:: Input for this task
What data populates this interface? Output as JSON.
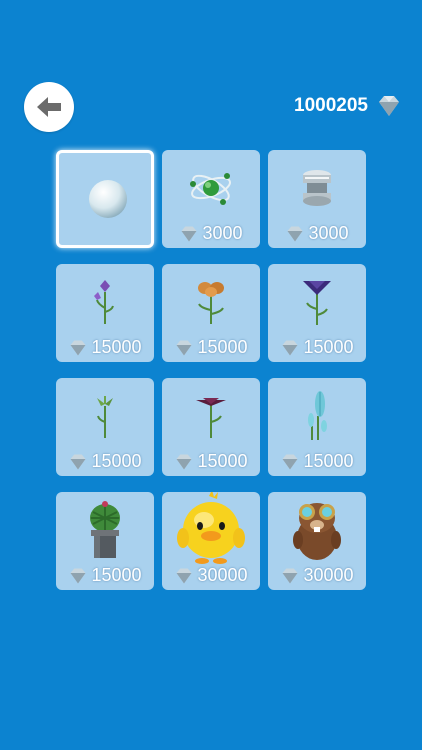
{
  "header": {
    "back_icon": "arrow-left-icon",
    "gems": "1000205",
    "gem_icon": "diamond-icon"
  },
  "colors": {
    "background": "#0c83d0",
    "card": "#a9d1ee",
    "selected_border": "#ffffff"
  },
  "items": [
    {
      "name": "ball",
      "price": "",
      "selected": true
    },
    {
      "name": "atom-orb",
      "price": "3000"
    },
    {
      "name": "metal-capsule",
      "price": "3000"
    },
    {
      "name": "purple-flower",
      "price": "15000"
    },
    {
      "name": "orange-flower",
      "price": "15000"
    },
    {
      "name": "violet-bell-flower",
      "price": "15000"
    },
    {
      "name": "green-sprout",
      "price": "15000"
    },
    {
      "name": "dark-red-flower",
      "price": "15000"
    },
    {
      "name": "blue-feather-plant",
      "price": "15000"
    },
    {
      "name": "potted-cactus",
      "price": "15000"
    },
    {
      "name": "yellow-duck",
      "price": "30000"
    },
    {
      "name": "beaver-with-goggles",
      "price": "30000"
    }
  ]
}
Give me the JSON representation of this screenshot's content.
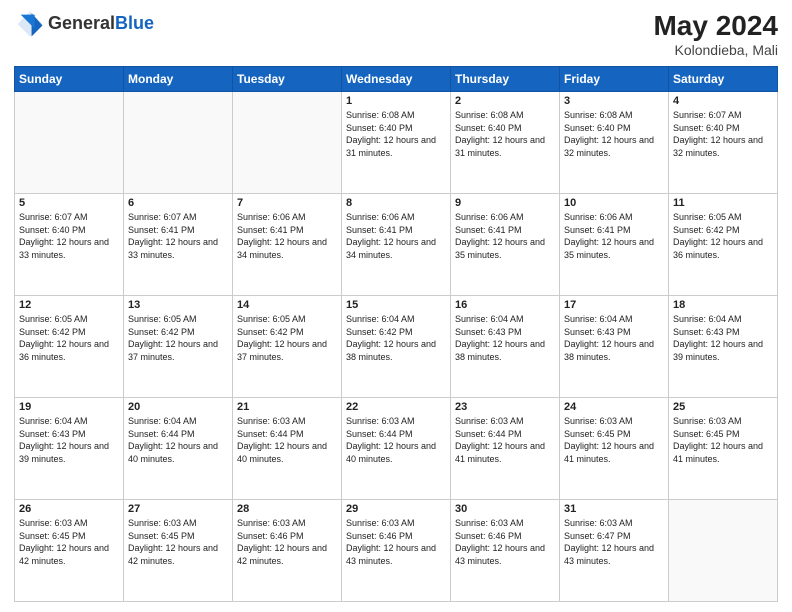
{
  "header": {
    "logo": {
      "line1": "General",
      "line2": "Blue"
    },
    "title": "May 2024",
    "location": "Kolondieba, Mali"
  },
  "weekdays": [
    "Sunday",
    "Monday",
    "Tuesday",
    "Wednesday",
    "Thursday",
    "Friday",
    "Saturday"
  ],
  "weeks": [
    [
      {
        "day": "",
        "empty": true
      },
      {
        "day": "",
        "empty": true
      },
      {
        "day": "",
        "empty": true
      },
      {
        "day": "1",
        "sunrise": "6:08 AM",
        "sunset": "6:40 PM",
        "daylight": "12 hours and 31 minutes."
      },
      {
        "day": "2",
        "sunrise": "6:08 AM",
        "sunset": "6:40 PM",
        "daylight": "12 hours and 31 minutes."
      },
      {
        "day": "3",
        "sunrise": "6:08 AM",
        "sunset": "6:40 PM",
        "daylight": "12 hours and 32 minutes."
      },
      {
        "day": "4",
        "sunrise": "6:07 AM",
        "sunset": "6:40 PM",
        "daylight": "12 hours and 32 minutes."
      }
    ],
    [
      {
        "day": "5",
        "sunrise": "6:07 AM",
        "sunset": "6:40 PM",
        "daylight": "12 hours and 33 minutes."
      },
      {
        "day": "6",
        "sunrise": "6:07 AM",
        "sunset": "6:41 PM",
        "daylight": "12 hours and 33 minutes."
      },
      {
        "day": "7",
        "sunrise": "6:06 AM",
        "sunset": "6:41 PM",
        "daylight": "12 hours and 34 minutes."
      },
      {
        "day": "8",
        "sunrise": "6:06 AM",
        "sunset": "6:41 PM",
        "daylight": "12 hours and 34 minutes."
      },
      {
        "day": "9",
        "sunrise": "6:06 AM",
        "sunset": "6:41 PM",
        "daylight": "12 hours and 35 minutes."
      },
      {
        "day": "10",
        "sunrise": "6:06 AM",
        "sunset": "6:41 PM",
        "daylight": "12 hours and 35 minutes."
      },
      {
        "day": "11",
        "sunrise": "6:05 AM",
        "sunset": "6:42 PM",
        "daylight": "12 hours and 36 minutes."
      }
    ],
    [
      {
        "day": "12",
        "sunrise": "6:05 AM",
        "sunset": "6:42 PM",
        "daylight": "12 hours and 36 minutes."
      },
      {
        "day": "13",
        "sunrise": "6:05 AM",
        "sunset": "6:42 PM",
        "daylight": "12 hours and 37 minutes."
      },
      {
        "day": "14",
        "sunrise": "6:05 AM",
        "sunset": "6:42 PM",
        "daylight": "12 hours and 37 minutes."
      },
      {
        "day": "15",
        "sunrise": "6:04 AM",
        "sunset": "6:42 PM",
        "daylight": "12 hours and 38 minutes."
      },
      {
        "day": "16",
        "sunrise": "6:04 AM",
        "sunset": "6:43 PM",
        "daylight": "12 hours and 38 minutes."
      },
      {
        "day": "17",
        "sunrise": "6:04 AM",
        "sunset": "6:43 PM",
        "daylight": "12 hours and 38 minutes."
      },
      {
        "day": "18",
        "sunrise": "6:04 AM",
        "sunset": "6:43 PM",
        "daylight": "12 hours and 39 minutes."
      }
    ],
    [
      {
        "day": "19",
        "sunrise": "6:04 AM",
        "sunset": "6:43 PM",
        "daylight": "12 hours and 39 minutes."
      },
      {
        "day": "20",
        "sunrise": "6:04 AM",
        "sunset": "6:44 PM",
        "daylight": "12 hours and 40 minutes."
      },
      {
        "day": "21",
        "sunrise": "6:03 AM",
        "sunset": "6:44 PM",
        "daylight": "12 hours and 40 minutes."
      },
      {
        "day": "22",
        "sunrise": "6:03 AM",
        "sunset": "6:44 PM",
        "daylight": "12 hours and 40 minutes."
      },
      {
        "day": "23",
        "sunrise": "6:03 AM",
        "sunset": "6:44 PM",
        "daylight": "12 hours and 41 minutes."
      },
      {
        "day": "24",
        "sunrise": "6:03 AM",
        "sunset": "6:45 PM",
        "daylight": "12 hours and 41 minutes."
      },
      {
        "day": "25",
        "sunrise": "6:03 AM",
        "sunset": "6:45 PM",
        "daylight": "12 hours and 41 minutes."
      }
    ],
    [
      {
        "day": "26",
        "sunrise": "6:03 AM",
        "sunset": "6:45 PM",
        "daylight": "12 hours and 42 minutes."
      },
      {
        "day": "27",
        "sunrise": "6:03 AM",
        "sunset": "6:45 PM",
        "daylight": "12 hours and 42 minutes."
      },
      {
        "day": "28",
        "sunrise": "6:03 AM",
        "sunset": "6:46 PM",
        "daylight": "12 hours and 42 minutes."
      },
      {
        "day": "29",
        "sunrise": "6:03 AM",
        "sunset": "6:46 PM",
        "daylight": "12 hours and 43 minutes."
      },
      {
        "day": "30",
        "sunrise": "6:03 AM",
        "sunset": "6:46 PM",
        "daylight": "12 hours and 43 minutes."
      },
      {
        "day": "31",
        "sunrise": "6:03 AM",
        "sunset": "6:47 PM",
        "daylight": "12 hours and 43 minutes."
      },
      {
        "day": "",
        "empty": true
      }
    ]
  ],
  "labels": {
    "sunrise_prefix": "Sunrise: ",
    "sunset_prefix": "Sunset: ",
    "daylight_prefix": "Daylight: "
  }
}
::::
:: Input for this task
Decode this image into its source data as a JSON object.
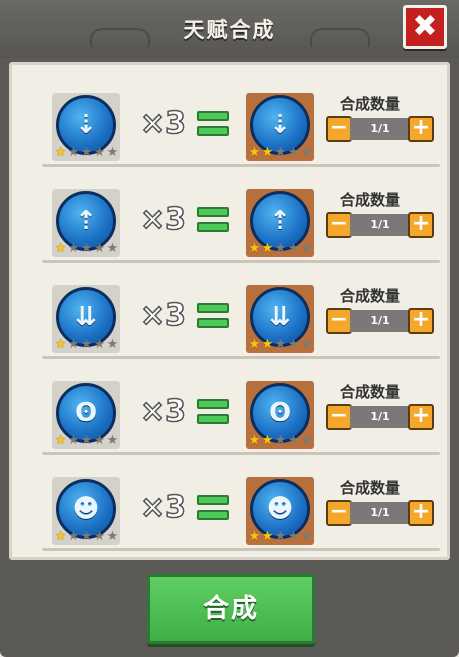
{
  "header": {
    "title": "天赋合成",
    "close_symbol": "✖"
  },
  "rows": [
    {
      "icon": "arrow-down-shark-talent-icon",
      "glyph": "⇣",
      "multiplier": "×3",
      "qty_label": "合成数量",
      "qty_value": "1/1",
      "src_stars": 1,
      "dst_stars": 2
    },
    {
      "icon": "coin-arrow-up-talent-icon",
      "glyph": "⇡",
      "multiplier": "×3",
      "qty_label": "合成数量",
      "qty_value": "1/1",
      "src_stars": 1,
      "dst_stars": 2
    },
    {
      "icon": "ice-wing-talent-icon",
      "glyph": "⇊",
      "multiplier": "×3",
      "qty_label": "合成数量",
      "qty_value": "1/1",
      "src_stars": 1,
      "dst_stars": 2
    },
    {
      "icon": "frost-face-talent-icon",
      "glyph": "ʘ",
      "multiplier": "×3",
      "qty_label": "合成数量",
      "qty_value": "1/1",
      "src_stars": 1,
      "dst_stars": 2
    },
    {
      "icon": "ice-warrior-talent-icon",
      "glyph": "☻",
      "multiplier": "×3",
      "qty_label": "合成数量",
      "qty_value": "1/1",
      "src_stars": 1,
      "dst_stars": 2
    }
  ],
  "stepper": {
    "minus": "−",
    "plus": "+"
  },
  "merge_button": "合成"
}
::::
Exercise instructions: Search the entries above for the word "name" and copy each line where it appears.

Solution to this exercise:
      "name": "ball",
      "name": "atom-orb",
      "name": "metal-capsule",
      "name": "purple-flower",
      "name": "orange-flower",
      "name": "violet-bell-flower",
      "name": "green-sprout",
      "name": "dark-red-flower",
      "name": "blue-feather-plant",
      "name": "potted-cactus",
      "name": "yellow-duck",
      "name": "beaver-with-goggles",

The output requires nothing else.